WHAT IS NEEDED ->
Find every line of the data below that has "here" in it. Reply with the number only.

(Interface dataset entries)
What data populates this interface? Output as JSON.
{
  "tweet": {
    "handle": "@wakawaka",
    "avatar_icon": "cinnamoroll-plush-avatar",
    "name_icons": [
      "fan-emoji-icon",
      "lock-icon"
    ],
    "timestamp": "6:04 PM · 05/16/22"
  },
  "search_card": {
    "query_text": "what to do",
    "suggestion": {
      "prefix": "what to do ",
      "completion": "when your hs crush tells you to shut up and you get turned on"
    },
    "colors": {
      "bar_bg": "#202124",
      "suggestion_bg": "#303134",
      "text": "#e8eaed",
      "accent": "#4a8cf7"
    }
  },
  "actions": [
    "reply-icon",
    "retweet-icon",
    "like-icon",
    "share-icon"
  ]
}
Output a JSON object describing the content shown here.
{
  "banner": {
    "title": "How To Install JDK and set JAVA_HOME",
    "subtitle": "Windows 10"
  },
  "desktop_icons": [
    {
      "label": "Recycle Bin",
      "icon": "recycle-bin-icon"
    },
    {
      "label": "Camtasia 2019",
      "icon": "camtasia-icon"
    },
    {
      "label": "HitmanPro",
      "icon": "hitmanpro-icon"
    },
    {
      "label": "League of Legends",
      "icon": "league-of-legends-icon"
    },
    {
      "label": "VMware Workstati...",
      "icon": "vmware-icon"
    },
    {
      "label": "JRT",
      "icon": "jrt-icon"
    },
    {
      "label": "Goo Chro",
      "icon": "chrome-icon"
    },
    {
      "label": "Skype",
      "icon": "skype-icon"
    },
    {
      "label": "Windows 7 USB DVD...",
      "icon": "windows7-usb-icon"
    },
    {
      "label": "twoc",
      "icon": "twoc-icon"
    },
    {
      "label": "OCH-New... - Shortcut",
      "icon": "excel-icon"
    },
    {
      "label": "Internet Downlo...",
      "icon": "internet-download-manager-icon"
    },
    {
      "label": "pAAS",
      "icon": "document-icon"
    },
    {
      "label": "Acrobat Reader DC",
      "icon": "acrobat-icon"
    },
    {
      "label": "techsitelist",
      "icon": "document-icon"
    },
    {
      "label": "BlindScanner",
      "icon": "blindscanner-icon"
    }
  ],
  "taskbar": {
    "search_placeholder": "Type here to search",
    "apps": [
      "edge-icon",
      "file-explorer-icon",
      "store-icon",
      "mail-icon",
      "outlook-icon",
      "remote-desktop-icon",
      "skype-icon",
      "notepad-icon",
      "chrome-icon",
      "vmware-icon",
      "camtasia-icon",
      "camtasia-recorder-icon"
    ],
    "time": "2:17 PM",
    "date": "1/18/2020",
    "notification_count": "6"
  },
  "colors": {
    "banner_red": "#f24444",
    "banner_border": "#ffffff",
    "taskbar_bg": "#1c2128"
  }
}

TASK OUTPUT ->
2